[Saved entries]

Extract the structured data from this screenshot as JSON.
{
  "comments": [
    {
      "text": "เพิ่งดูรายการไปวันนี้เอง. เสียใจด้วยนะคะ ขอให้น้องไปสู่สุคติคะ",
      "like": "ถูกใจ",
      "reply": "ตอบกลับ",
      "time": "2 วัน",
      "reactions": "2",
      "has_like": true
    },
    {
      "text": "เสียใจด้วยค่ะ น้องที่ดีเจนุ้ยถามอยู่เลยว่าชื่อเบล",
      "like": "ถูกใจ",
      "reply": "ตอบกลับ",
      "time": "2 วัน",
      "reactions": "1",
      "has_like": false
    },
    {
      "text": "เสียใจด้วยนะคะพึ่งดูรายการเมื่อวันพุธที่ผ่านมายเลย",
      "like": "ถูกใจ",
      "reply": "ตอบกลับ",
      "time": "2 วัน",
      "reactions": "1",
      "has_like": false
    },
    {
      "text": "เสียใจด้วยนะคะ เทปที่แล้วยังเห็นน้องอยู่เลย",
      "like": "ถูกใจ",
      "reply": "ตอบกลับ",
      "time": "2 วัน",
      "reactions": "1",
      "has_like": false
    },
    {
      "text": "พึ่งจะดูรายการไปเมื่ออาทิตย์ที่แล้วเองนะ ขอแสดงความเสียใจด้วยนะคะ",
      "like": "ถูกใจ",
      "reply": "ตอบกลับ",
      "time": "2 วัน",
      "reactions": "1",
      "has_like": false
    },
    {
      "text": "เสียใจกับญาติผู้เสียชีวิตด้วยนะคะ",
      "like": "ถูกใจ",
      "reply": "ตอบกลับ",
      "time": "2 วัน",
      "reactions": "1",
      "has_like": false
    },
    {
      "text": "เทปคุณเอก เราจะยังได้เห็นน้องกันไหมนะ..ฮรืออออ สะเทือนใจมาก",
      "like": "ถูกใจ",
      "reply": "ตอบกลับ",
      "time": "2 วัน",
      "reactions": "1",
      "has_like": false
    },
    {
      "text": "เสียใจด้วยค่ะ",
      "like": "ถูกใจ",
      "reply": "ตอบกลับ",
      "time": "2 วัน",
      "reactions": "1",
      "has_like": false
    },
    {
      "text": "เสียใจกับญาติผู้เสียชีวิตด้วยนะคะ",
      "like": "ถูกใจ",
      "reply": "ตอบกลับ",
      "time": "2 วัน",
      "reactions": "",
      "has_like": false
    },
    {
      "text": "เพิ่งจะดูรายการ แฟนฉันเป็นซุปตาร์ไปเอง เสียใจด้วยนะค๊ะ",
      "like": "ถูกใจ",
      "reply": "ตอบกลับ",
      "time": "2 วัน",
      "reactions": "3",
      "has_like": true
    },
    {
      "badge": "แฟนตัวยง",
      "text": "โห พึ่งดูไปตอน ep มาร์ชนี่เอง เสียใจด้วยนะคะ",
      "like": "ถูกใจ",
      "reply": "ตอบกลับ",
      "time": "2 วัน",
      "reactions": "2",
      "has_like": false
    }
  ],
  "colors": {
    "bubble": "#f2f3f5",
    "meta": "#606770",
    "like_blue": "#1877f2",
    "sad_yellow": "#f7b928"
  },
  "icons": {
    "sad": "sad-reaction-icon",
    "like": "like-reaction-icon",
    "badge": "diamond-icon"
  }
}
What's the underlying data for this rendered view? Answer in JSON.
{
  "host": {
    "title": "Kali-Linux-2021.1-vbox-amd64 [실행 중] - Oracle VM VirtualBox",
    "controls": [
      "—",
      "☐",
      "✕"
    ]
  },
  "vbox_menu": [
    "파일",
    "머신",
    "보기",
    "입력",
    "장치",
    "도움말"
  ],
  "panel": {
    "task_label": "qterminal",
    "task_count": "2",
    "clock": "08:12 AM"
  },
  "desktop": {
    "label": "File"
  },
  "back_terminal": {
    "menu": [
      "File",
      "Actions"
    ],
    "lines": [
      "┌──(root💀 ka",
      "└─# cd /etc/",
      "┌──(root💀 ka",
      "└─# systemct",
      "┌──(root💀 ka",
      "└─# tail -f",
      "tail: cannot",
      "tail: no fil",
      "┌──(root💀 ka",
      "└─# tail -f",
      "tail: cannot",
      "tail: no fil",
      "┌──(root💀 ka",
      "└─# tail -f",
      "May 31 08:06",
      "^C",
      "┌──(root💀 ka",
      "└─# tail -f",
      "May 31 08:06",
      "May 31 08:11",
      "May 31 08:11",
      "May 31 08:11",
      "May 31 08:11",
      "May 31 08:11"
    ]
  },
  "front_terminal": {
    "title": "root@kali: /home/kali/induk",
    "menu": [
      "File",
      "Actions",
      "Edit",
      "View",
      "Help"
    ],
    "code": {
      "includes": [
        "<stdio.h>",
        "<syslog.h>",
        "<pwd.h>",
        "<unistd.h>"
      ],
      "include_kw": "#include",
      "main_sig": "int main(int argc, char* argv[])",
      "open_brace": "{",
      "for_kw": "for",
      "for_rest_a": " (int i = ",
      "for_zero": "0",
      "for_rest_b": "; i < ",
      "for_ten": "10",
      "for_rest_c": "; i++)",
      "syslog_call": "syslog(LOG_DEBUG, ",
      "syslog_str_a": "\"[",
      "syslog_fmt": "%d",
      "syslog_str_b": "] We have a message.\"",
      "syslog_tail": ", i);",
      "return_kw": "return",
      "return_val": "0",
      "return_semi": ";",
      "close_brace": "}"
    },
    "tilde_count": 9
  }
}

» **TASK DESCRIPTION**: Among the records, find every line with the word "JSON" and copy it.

» **REPLY**:
Extract the structured data from this screenshot as JSON.
What's the underlying data for this rendered view? Answer in JSON.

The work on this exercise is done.